**Required work**
Only an exact retyping of all the entries counts as an answer.

--- Data in this exercise Enclosed Below ---

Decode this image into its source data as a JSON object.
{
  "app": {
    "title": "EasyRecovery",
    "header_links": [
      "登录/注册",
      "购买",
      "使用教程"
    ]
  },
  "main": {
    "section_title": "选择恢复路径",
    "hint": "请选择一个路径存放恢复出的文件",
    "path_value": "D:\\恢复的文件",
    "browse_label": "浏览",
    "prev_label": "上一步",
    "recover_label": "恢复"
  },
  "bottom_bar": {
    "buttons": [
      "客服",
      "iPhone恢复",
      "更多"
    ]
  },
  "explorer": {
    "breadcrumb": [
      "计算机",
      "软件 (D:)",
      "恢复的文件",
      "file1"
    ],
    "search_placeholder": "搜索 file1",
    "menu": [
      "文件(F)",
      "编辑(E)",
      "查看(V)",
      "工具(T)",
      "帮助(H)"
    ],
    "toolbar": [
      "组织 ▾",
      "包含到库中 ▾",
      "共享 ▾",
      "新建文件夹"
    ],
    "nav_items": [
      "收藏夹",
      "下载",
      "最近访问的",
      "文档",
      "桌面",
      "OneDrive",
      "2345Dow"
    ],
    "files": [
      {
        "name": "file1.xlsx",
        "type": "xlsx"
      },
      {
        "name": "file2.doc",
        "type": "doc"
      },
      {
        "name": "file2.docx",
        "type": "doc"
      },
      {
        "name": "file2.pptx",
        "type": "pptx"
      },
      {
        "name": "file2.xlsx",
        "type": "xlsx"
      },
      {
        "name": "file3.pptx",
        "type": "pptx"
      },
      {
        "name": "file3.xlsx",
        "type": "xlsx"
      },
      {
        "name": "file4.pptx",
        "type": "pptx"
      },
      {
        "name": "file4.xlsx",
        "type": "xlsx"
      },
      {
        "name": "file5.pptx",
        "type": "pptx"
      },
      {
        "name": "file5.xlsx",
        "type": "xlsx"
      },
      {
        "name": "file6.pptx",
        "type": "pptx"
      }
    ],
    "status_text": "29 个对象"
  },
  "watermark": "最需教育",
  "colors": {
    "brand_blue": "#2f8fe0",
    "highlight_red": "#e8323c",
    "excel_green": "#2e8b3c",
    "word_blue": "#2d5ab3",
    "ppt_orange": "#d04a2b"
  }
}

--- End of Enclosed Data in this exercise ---

**Task solution**
Decode this image into its source data as a JSON object.
{
  "app": {
    "title": "EasyRecovery",
    "header_links": [
      "登录/注册",
      "购买",
      "使用教程"
    ]
  },
  "main": {
    "section_title": "选择恢复路径",
    "hint": "请选择一个路径存放恢复出的文件",
    "path_value": "D:\\恢复的文件",
    "browse_label": "浏览",
    "prev_label": "上一步",
    "recover_label": "恢复"
  },
  "bottom_bar": {
    "buttons": [
      "客服",
      "iPhone恢复",
      "更多"
    ]
  },
  "explorer": {
    "breadcrumb": [
      "计算机",
      "软件 (D:)",
      "恢复的文件",
      "file1"
    ],
    "search_placeholder": "搜索 file1",
    "menu": [
      "文件(F)",
      "编辑(E)",
      "查看(V)",
      "工具(T)",
      "帮助(H)"
    ],
    "toolbar": [
      "组织 ▾",
      "包含到库中 ▾",
      "共享 ▾",
      "新建文件夹"
    ],
    "nav_items": [
      "收藏夹",
      "下载",
      "最近访问的",
      "文档",
      "桌面",
      "OneDrive",
      "2345Dow"
    ],
    "files": [
      {
        "name": "file1.xlsx",
        "type": "xlsx"
      },
      {
        "name": "file2.doc",
        "type": "doc"
      },
      {
        "name": "file2.docx",
        "type": "doc"
      },
      {
        "name": "file2.pptx",
        "type": "pptx"
      },
      {
        "name": "file2.xlsx",
        "type": "xlsx"
      },
      {
        "name": "file3.pptx",
        "type": "pptx"
      },
      {
        "name": "file3.xlsx",
        "type": "xlsx"
      },
      {
        "name": "file4.pptx",
        "type": "pptx"
      },
      {
        "name": "file4.xlsx",
        "type": "xlsx"
      },
      {
        "name": "file5.pptx",
        "type": "pptx"
      },
      {
        "name": "file5.xlsx",
        "type": "xlsx"
      },
      {
        "name": "file6.pptx",
        "type": "pptx"
      }
    ],
    "status_text": "29 个对象"
  },
  "watermark": "最需教育",
  "colors": {
    "brand_blue": "#2f8fe0",
    "highlight_red": "#e8323c",
    "excel_green": "#2e8b3c",
    "word_blue": "#2d5ab3",
    "ppt_orange": "#d04a2b"
  }
}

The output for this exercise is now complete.